Jennifer LoveGrove reads from her book The Dagger Between Her Teeth (ECW Press) April 16, 8 pm, at the Victory Café (581 Markham). Rating: NNNNN
I grew up hating hockey in a two-stoplight hockey town. My adamant teenage stance had nothing to do with the game itself, the rules and structure of which I was ignorant. It had everything to do with the guys who played hockey. In the complex and immutable identity politics of high school, the punks hated the jocks and the jocks hated the punks. Inter-clique mating was unheard of. Besides, the OHL-wannabes were welcome to their tight-assed Jordache puck bunnies. Moreover, hockey reminded us of our fathers, whom we also, naturally, hated.
That was then, and now I'm about to turn 30 -- a milestone that brings with it a young woman's sexual peak. And unrelenting horniness, particularly when single, can lead to unpredictable preoccupations. Yes, I confess that I've become obsessed with hockey.
I now understand the rules and subtleties of the game. I know what "the short side" is, and "offside" and "icing." In September I was at the first Leafs pre-season game in Ottawa. I watch TSN's Smell The Sweat with near-ritualistic, breathless devotion.
Friends who aren't NHL-aficionados implore me to explain my new fixation. Valiantly, I try. I use words like "ritual," "community," "gender dissolution" and "Hayley Wickenheiser." I try patriotic nationalism, but my friends know the shameful truth: despite my staunch anti-Bush posturing, I don't even know all the lyrics to O Canada.
My fascination with the game itself is genuine, but the real obsession is my shameless objectification of the players. It has to do with physicality and aggression, the thought of a large, hairy, sweaty, über-masculine forward, heavy with muscles, tying me down on a four-poster bed (an antique wrought iron one, easily afforded on a seven-figure NHL salary).
To be specific, I'm obsessed with our Toronto Maple Leafs. OK, the real truth is, I'm obsessed with the very sexy #39 faceoff alpha male, Travis Green. No, not a first-line superstar, but still my favourite. My friends and acquaintances, male and female, queer and hetero, all want to know why. While a few concede to understanding my lust, the more forthright ask bluntly, "So, you really find that guy attractive?"
Yes. Oh, yes. Mostly, it's the lips. I swoon over pouty male lips. Not on guys who look like they'd get carded buying a six-pack of Stella at the beer store, but on fully grown men. Men who are much larger than I am, and could never be mistaken for "boys." Six-foot-2 and 200 pounds, Travis Green is much larger than I am, and he has the kind of saucy lips I can imagine in all sorts of compromising positions. I should know -- I get a good look at them (OK, on television) almost every game, since he always seems to have his mouth open, in a look of slight confusion or alarm.

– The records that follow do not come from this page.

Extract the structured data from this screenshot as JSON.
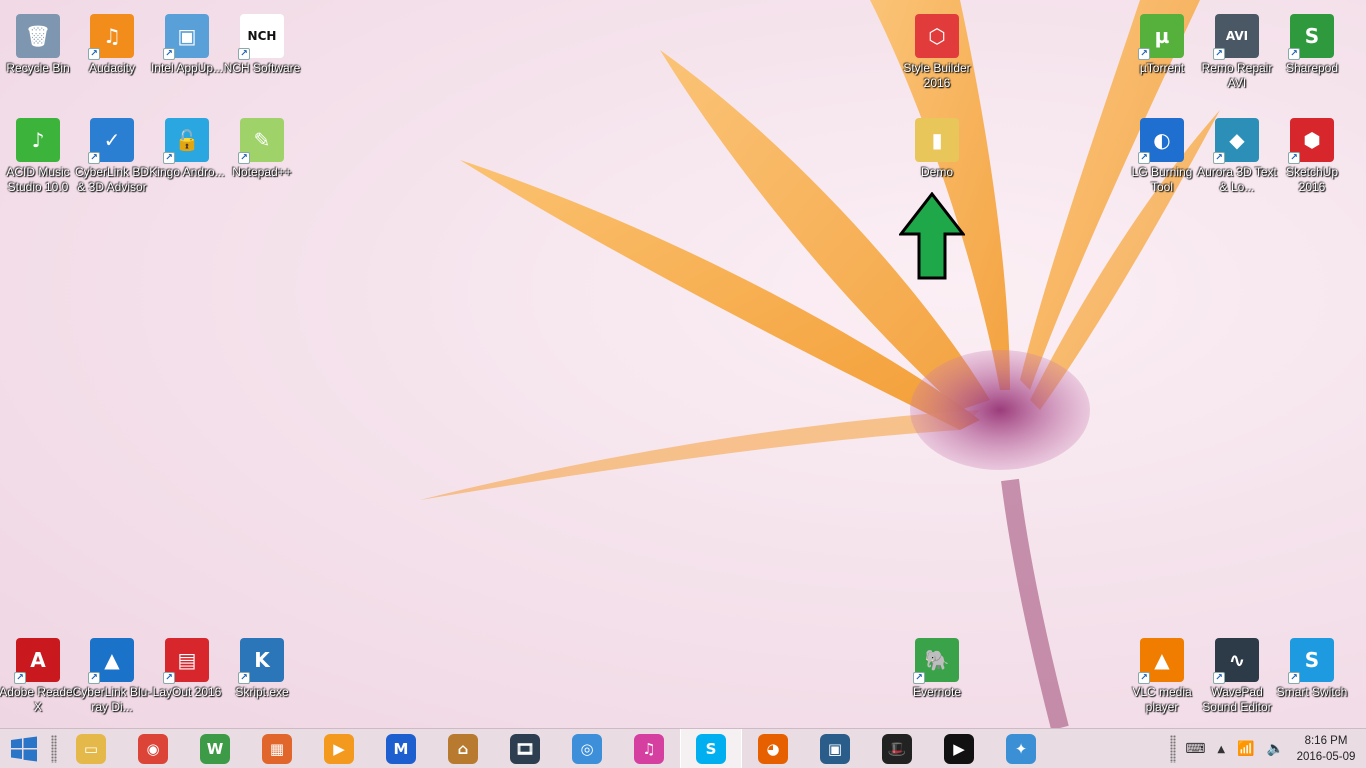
{
  "desktop_icons": [
    {
      "label": "Recycle Bin",
      "icon": "recycle-bin-icon",
      "color": "#7f96b0",
      "glyph": "🗑",
      "shortcut": false
    },
    {
      "label": "Audacity",
      "icon": "audacity-icon",
      "color": "#f28c1b",
      "glyph": "♫",
      "shortcut": true
    },
    {
      "label": "Intel AppUp...",
      "icon": "intel-appup-icon",
      "color": "#5aa0d8",
      "glyph": "▣",
      "shortcut": true
    },
    {
      "label": "NCH Software",
      "icon": "nch-software-icon",
      "color": "#ffffff",
      "glyph": "NCH",
      "shortcut": true
    },
    {
      "label": "ACID Music Studio 10.0",
      "icon": "acid-music-icon",
      "color": "#3cb43c",
      "glyph": "♪",
      "shortcut": false
    },
    {
      "label": "CyberLink BD & 3D Advisor",
      "icon": "cyberlink-advisor-icon",
      "color": "#2b7fd3",
      "glyph": "✓",
      "shortcut": true
    },
    {
      "label": "Kingo Andro...",
      "icon": "kingo-android-icon",
      "color": "#2aa6e0",
      "glyph": "🔓",
      "shortcut": true
    },
    {
      "label": "Notepad++",
      "icon": "notepad-plus-plus-icon",
      "color": "#9fd36a",
      "glyph": "✎",
      "shortcut": true
    },
    {
      "label": "Style Builder 2016",
      "icon": "style-builder-icon",
      "color": "#e23b3b",
      "glyph": "⬡",
      "shortcut": false
    },
    {
      "label": "Demo",
      "icon": "folder-icon",
      "color": "#e8c65a",
      "glyph": "▮",
      "shortcut": false
    },
    {
      "label": "µTorrent",
      "icon": "utorrent-icon",
      "color": "#56b13c",
      "glyph": "µ",
      "shortcut": true
    },
    {
      "label": "Remo Repair AVI",
      "icon": "remo-repair-avi-icon",
      "color": "#4a5866",
      "glyph": "AVI",
      "shortcut": true
    },
    {
      "label": "Sharepod",
      "icon": "sharepod-icon",
      "color": "#2f9a3d",
      "glyph": "S",
      "shortcut": true
    },
    {
      "label": "LG Burning Tool",
      "icon": "lg-burning-tool-icon",
      "color": "#1e6fd0",
      "glyph": "◐",
      "shortcut": true
    },
    {
      "label": "Aurora 3D Text & Lo...",
      "icon": "aurora-3d-icon",
      "color": "#2b8fb8",
      "glyph": "◆",
      "shortcut": true
    },
    {
      "label": "SketchUp 2016",
      "icon": "sketchup-icon",
      "color": "#d8262d",
      "glyph": "⬢",
      "shortcut": true
    },
    {
      "label": "Adobe Reader X",
      "icon": "adobe-reader-icon",
      "color": "#c9191e",
      "glyph": "A",
      "shortcut": true
    },
    {
      "label": "CyberLink Blu-ray Di...",
      "icon": "cyberlink-bluray-icon",
      "color": "#1b72c9",
      "glyph": "▲",
      "shortcut": true
    },
    {
      "label": "LayOut 2016",
      "icon": "layout-icon",
      "color": "#d8262d",
      "glyph": "▤",
      "shortcut": true
    },
    {
      "label": "Skript.exe",
      "icon": "skript-icon",
      "color": "#2a76b8",
      "glyph": "K",
      "shortcut": true
    },
    {
      "label": "Evernote",
      "icon": "evernote-icon",
      "color": "#3aa34a",
      "glyph": "🐘",
      "shortcut": true
    },
    {
      "label": "VLC media player",
      "icon": "vlc-icon",
      "color": "#f07d00",
      "glyph": "▲",
      "shortcut": true
    },
    {
      "label": "WavePad Sound Editor",
      "icon": "wavepad-icon",
      "color": "#2d3a48",
      "glyph": "∿",
      "shortcut": true
    },
    {
      "label": "Smart Switch",
      "icon": "smart-switch-icon",
      "color": "#1e9be0",
      "glyph": "S",
      "shortcut": true
    }
  ],
  "taskbar": {
    "start_icon": "windows-start-icon",
    "apps": [
      {
        "name": "file-explorer-icon",
        "color": "#e5b84a",
        "glyph": "▭"
      },
      {
        "name": "chrome-icon",
        "color": "#db4437",
        "glyph": "◉"
      },
      {
        "name": "wondershare-icon",
        "color": "#3d9b48",
        "glyph": "W"
      },
      {
        "name": "colorful-app-icon",
        "color": "#e0662c",
        "glyph": "▦"
      },
      {
        "name": "media-player-icon",
        "color": "#f39a1e",
        "glyph": "▶"
      },
      {
        "name": "malwarebytes-icon",
        "color": "#1e5fd0",
        "glyph": "M"
      },
      {
        "name": "temple-app-icon",
        "color": "#b87a2e",
        "glyph": "⌂"
      },
      {
        "name": "video-editor-icon",
        "color": "#2c3e50",
        "glyph": "🎞"
      },
      {
        "name": "chat-app-icon",
        "color": "#3c8fd8",
        "glyph": "◎"
      },
      {
        "name": "itunes-icon",
        "color": "#d43fa0",
        "glyph": "♫"
      },
      {
        "name": "skype-icon",
        "color": "#00aff0",
        "glyph": "S",
        "active": true
      },
      {
        "name": "firefox-icon",
        "color": "#e66000",
        "glyph": "◕"
      },
      {
        "name": "remote-desktop-icon",
        "color": "#2b5d8a",
        "glyph": "▣"
      },
      {
        "name": "hypercam-icon",
        "color": "#222222",
        "glyph": "🎩"
      },
      {
        "name": "video-player-icon",
        "color": "#111111",
        "glyph": "▶"
      },
      {
        "name": "safari-icon",
        "color": "#3b8fd4",
        "glyph": "✦"
      }
    ],
    "tray": {
      "keyboard_icon": "keyboard-icon",
      "chevron_icon": "chevron-up-icon",
      "signal_icon": "network-signal-icon",
      "volume_icon": "volume-icon",
      "time": "8:16 PM",
      "date": "2016-05-09"
    }
  },
  "annotation": {
    "arrow_color": "#1fa84a"
  }
}
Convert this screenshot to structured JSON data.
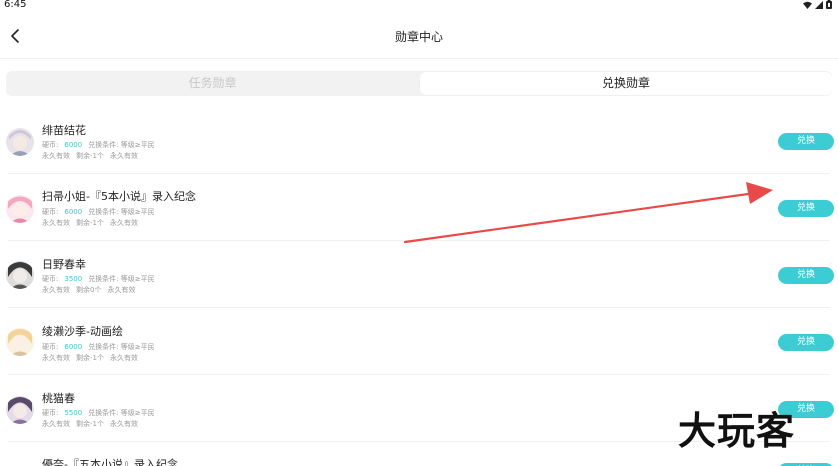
{
  "status_bar": {
    "time": "6:45",
    "icons": [
      "wifi-icon",
      "signal-icon",
      "battery-icon"
    ]
  },
  "header": {
    "title": "勋章中心",
    "back_icon": "chevron-left-icon"
  },
  "tabs": [
    {
      "label": "任务勋章",
      "active": false
    },
    {
      "label": "兑换勋章",
      "active": true
    }
  ],
  "medals": [
    {
      "name": "绯苗结花",
      "price_label": "硬币:",
      "price": "6000",
      "condition": "兑换条件: 等级≥平民",
      "validity": "永久有效",
      "remaining": "剩余-1个",
      "duration": "永久有效",
      "button": "兑换"
    },
    {
      "name": "扫帚小姐-『5本小说』录入纪念",
      "price_label": "硬币:",
      "price": "6000",
      "condition": "兑换条件: 等级≥平民",
      "validity": "永久有效",
      "remaining": "剩余-1个",
      "duration": "永久有效",
      "button": "兑换"
    },
    {
      "name": "日野春幸",
      "price_label": "硬币:",
      "price": "3500",
      "condition": "兑换条件: 等级≥平民",
      "validity": "永久有效",
      "remaining": "剩余0个",
      "duration": "永久有效",
      "button": "兑换"
    },
    {
      "name": "绫濑沙季-动画绘",
      "price_label": "硬币:",
      "price": "6000",
      "condition": "兑换条件: 等级≥平民",
      "validity": "永久有效",
      "remaining": "剩余-1个",
      "duration": "永久有效",
      "button": "兑换"
    },
    {
      "name": "桃猫春",
      "price_label": "硬币:",
      "price": "5500",
      "condition": "兑换条件: 等级≥平民",
      "validity": "永久有效",
      "remaining": "剩余-1个",
      "duration": "永久有效",
      "button": "兑换"
    },
    {
      "name": "優奈-『五本小说』录入纪念",
      "button": "兑换"
    }
  ],
  "colors": {
    "accent": "#3ccdd4",
    "price": "#3cc8d0",
    "annotation_arrow": "#e84a4a",
    "inactive_tab_text": "#c8c8c8"
  },
  "watermark": "大玩客"
}
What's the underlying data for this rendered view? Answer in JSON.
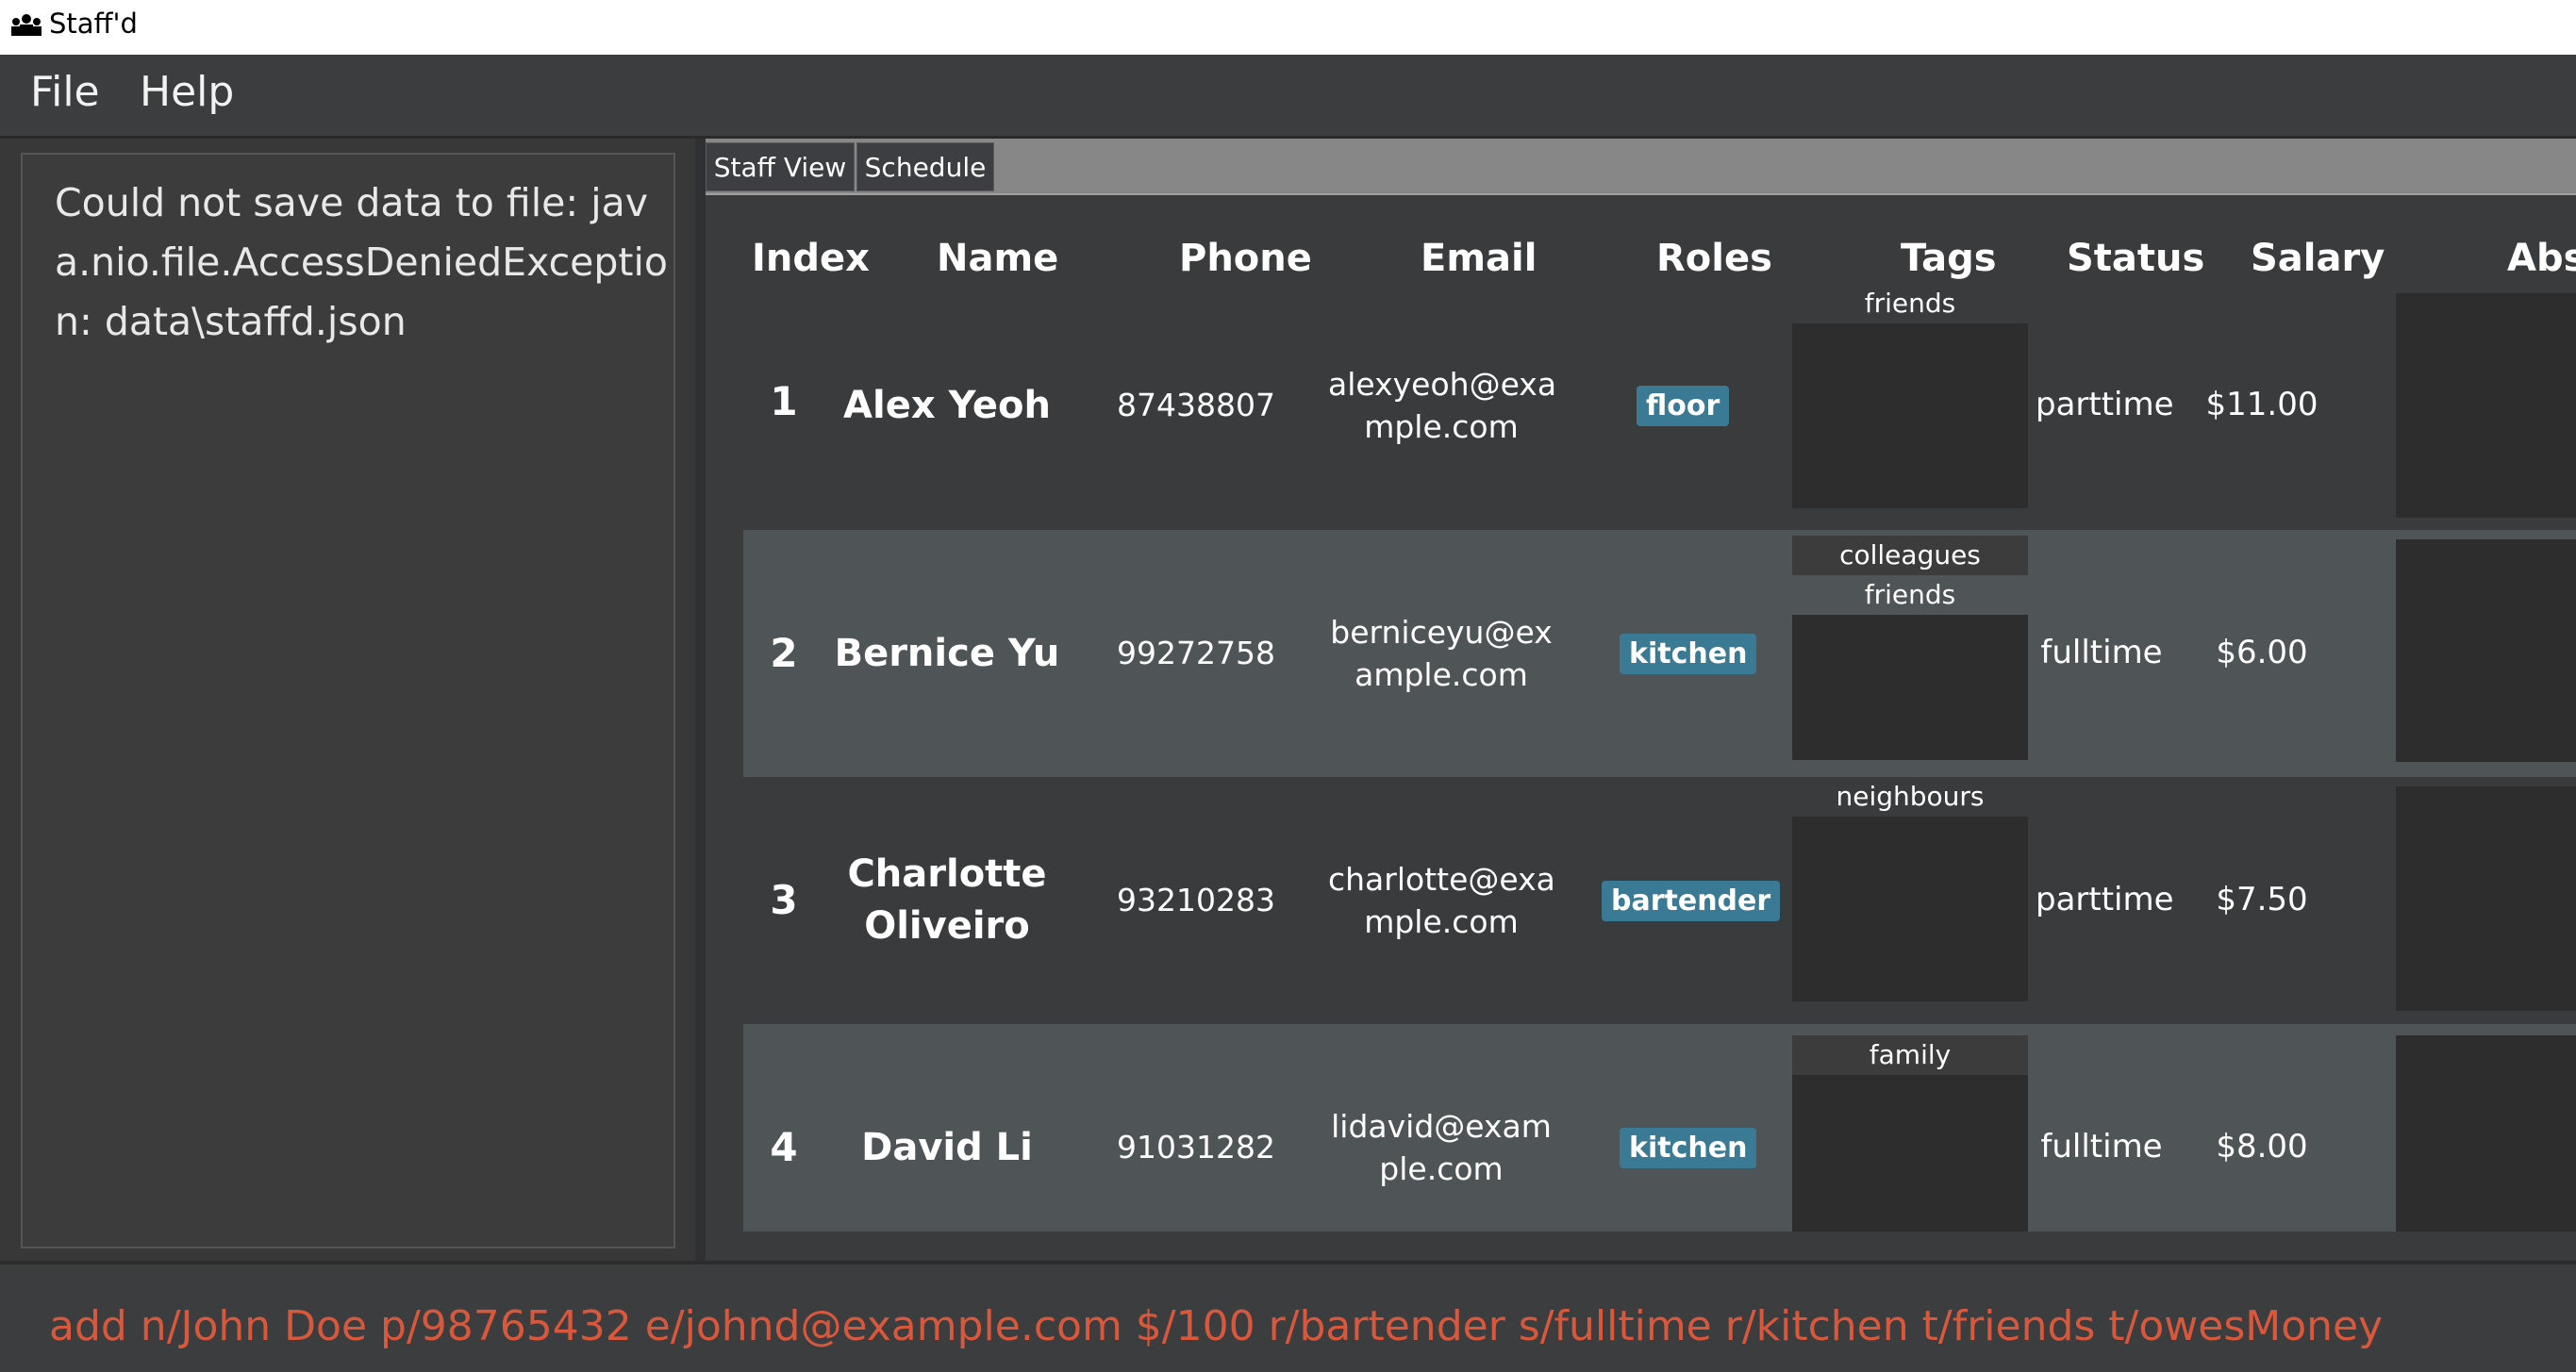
{
  "window": {
    "title": "Staff'd",
    "icon": "people-icon"
  },
  "menu": {
    "file": "File",
    "help": "Help"
  },
  "result_display": {
    "text": "Could not save data to file: java.nio.file.AccessDeniedException: data\\staffd.json"
  },
  "tabs": [
    {
      "label": "Staff View"
    },
    {
      "label": "Schedule"
    }
  ],
  "table": {
    "headers": {
      "index": "Index",
      "name": "Name",
      "phone": "Phone",
      "email": "Email",
      "roles": "Roles",
      "tags": "Tags",
      "status": "Status",
      "salary": "Salary",
      "absent": "Abs"
    },
    "rows": [
      {
        "index": "1",
        "name_line1": "Alex Yeoh",
        "name_line2": "",
        "phone": "87438807",
        "email_line1": "alexyeoh@exa",
        "email_line2": "mple.com",
        "role": "floor",
        "tags": [
          "friends"
        ],
        "status": "parttime",
        "salary": "$11.00"
      },
      {
        "index": "2",
        "name_line1": "Bernice Yu",
        "name_line2": "",
        "phone": "99272758",
        "email_line1": "berniceyu@ex",
        "email_line2": "ample.com",
        "role": "kitchen",
        "tags": [
          "colleagues",
          "friends"
        ],
        "status": "fulltime",
        "salary": "$6.00"
      },
      {
        "index": "3",
        "name_line1": "Charlotte",
        "name_line2": "Oliveiro",
        "phone": "93210283",
        "email_line1": "charlotte@exa",
        "email_line2": "mple.com",
        "role": "bartender",
        "tags": [
          "neighbours"
        ],
        "status": "parttime",
        "salary": "$7.50"
      },
      {
        "index": "4",
        "name_line1": "David Li",
        "name_line2": "",
        "phone": "91031282",
        "email_line1": "lidavid@exam",
        "email_line2": "ple.com",
        "role": "kitchen",
        "tags": [
          "family"
        ],
        "status": "fulltime",
        "salary": "$8.00"
      }
    ]
  },
  "command_box": {
    "value": "add n/John Doe p/98765432 e/johnd@example.com $/100 r/bartender s/fulltime r/kitchen t/friends t/owesMoney"
  },
  "colors": {
    "background": "#383838",
    "row_alt": "#4f5457",
    "role_badge": "#3b7a94",
    "command_text": "#d9583c"
  }
}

But it's more than just those perpetually wet lips and supersize masculinity. He has an almost sweet-and-sensitive look about the eyes. I'm convinced that he spends his time on the bus between away games writing terrible poetry. I'm a writer; I can tell.
Positive and excited about Travis Green's affinity for contemporary poetry, I eagerly sent him a copy of my book. I included a note assuring him that it was brimming with sex and violence, so he'd be sure to appreciate it. And who hasn't fallen in love with a writer after reading a particularly brilliant book? No, I did not forget to include my e-mail address.
Clearly, my newfound devotion to our national sport has progressed beyond the passive. It's not just about hoping for Travis Green penalty-box close-ups, or that elusive locker-room interview where he'll be sweaty and shirtless (profusely hairy-chested, of course), mumbling the PR-penned standard, "Well, we just go out there and give 110 per cent. It's all about teamwork." No, I've gone beyond the barstool now -- I bought myself a pair of hockey skates. Gorgeous, sexy, black hockey skates.
Before the ice melted, I practised every day. It's much more empowering and liberating than any of my other New Year's resolutions, like yoga, for example. After a month, I progressed from wobbling giddily while clutching the elbow of my seasoned hockey-playing friend to manoeuvring dextrously around giggly teens in designer jeans and (ugh) figure skates. I can now skate backwards with an undeniable degree of control. I hardly ever fall down. I know I shoot right, not left. And I know what that means now. I've never felt sexier.
Sure, Travis Green has his faults. His bio on the Leafs Web site says he's "a big fan of Garth Brooks." Well, I'm sure if I sat him down and unlaced his skates and played him some Bikini Kill, let's say, or Le Tigre, when I got through with him he'd be a big fan of Kathleen Hanna. The Web site also says he's married, but again, all that means is that he hasn't met me yet.
Travis Green is the best boyfriend I've ever had. He has never disappointed me. Sure, he's missed some passes here and there, and maybe even broken a rib, but that's not the point. He's never fucked any of my friends behind my back, he's never stood me up, never come too quickly, never not called when he said he would. His lack of response to my book? The only explanation I can think of is that, sadly, he can't read. But again, I could fix that, too.